If an adult daughter posted to say that both her son and her daughter accused a friend of the family of molesting them, but it wasn't possible because she was sure she was there the whole time and besides, what kind of pedophile molested both boys and girls? ...the forum would tear her a new one and give her a crash course in molestation, then tell her to put her kids into therapy immediately. They would suggest filing charges. And they wouldn't let up until they were convinced that the mother had taken steps to secure the children's safety.
That's not how estranged parents' forums responded when their members told the same stories.
It's not about whether it's good or bad for a particular group to seek support. It's about whether a particular group is drawn to forums with a forum culture that enables abuse, applauds abuse, tells abusers they admire their strength. That tells a woman who dragged her daughter out of the room by the hair that she's a role model. If estranged children's forums applauded members for the same kinds of things that estranged parents' forums applaud, you'd question their value, too.
Why don't you include quotes from forums for adult children of abusers?

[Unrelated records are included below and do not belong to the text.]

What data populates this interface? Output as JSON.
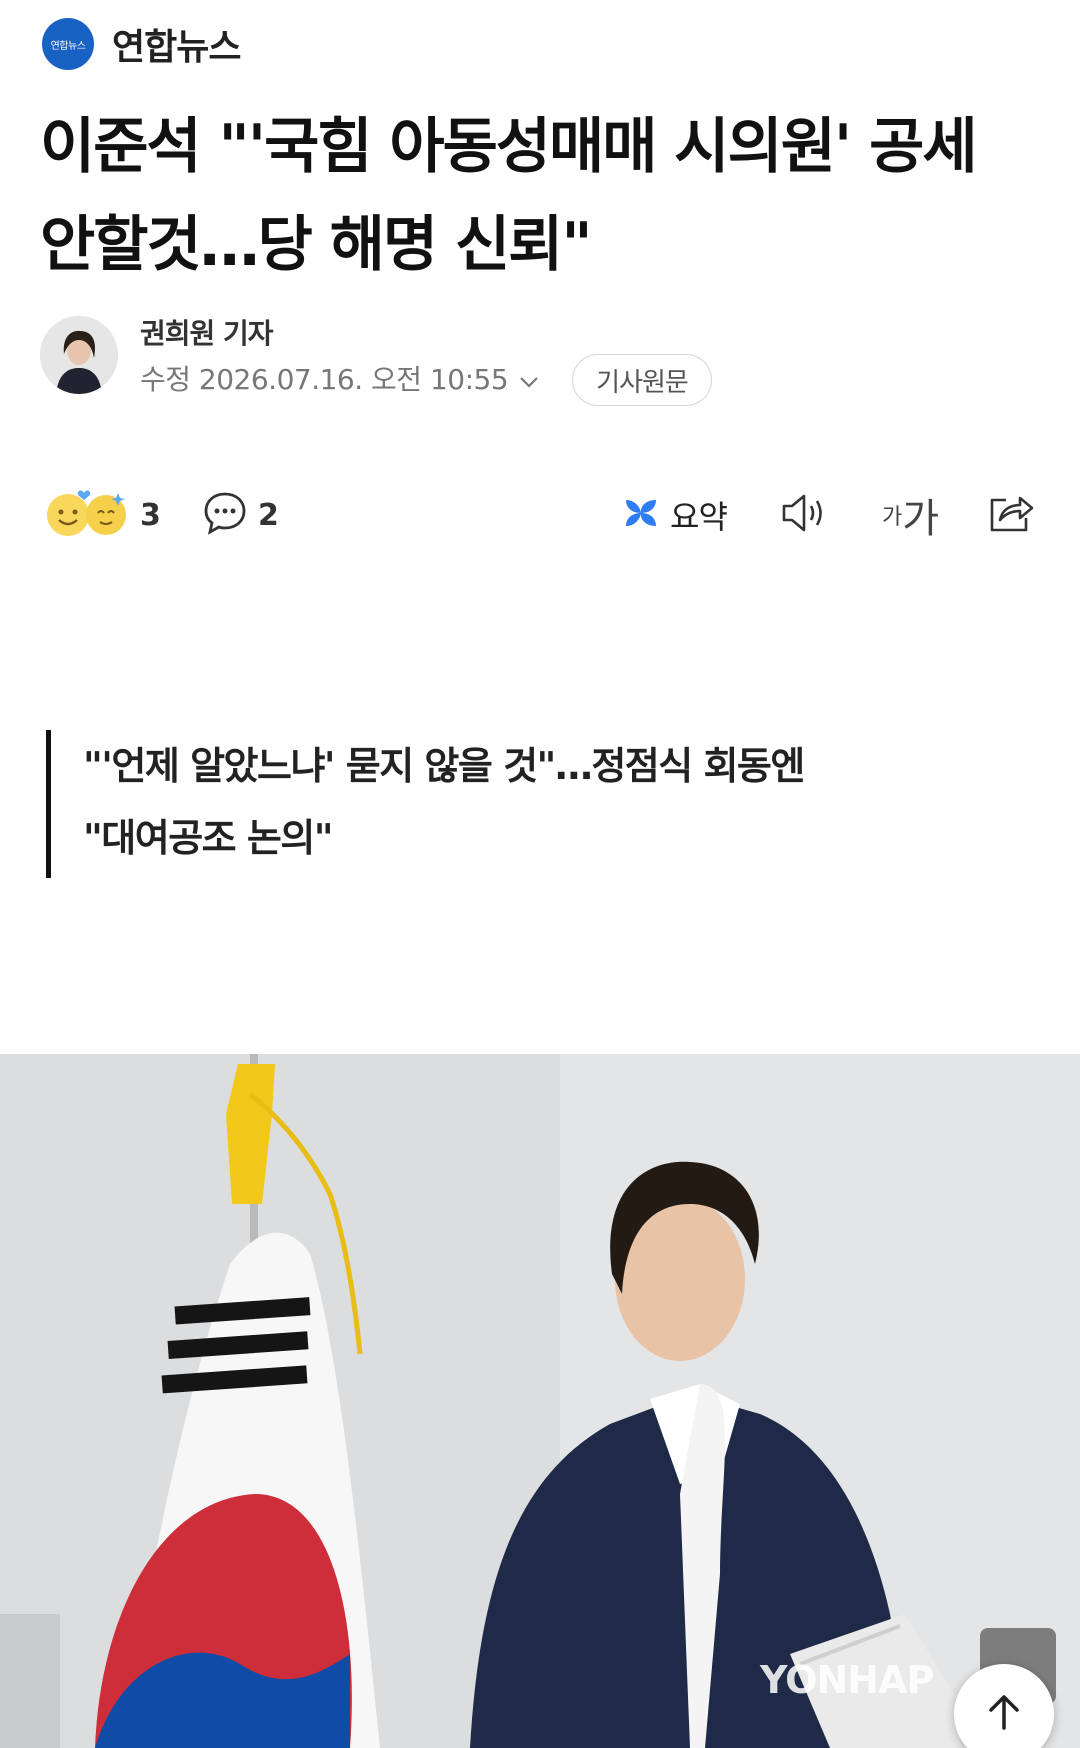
{
  "publisher": {
    "logo_text": "연합뉴스",
    "name": "연합뉴스"
  },
  "headline": "이준석 \"'국힘 아동성매매 시의원' 공세 안할것…당 해명 신뢰\"",
  "byline": {
    "reporter": "권희원 기자",
    "edited_label": "수정 2026.07.16. 오전 10:55",
    "original_button": "기사원문"
  },
  "toolbar": {
    "reaction_count": "3",
    "comment_count": "2",
    "summary_label": "요약",
    "font_small": "가",
    "font_large": "가"
  },
  "subheadline": {
    "line1": "\"'언제 알았느냐' 묻지 않을 것\"…정점식 회동엔",
    "line2": "\"대여공조 논의\""
  },
  "photo": {
    "watermark": "YONHAP"
  },
  "colors": {
    "brand": "#1762c2",
    "summary_icon": "#2f7df6"
  }
}
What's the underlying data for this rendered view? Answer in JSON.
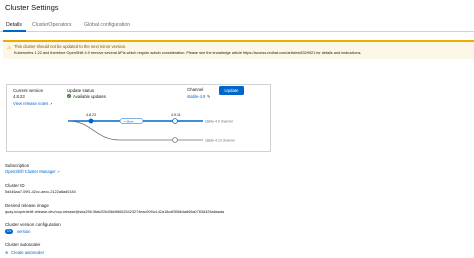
{
  "page": {
    "title": "Cluster Settings"
  },
  "tabs": [
    {
      "label": "Details"
    },
    {
      "label": "ClusterOperators"
    },
    {
      "label": "Global configuration"
    }
  ],
  "alert": {
    "title": "This cluster should not be updated to the next minor version.",
    "body": "Kubernetes 1.22 and therefore OpenShift 4.9 remove several APIs which require admin consideration. Please see the knowledge article https://access.redhat.com/articles/6329921 for details and instructions."
  },
  "current_version": {
    "label": "Current version",
    "value": "4.8.23",
    "link": "View release notes"
  },
  "update_status": {
    "label": "Update status",
    "value": "Available updates"
  },
  "channel": {
    "label": "Channel",
    "value": "stable-4.9"
  },
  "update_button": {
    "label": "Update"
  },
  "graph": {
    "node_current": "4.8.23",
    "node_next": "4.9.11",
    "more_label": "+ More",
    "lane_main": "stable-4.9 channel",
    "lane_next": "stable-4.10 channel"
  },
  "subscription": {
    "label": "Subscription",
    "value": "OpenShift Cluster Manager"
  },
  "cluster_id": {
    "label": "Cluster ID",
    "value": "5d446aa7-09f1-42cc-aecc-2122a8ad0184"
  },
  "release_image": {
    "label": "Desired release image",
    "value": "quay.io/openshift-release-dev/ocp-release@sha256:3fab205d36e566525423274eac90f4c142a18cdf358b4a666a0783d325a6aada"
  },
  "version_config": {
    "label": "Cluster version configuration",
    "value": "version"
  },
  "autoscaler": {
    "label": "Cluster autoscaler",
    "link": "Create autoscaler"
  },
  "colors": {
    "accent": "#0066cc",
    "warning": "#f0ab00",
    "success": "#3e8635"
  }
}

There's a disconnect between the accounts of adult children of abusers and the accounts of members of estranged parents' forums. Outsiders read both and think, "The survivors had it rough, but these estranged parents are nothing like the parents the survivors describe." When adult children of abusers confront members of estranged parents' forums, the parents themselves say, "Don't lump me in with your parents! I was nothing like that." Using the words of adult children of abusers to show that the members are abusive just opens up the argument for another round of "We're not like that."
What this site does is show, in the unfiltered words of the members, that by the members' own accounts their behavior is abusive.
But we're not abusive.
I don't expect you to agree.
You posted enough of my story that my estranged child, who has made credible threats to my safety, could find my posts.
Hooooooly crap you're right. I'm so sorry. I've changed details to hide your identity.
The analyses on this page are my own opinions and should not be construed as medical advice or statements of absolute fact.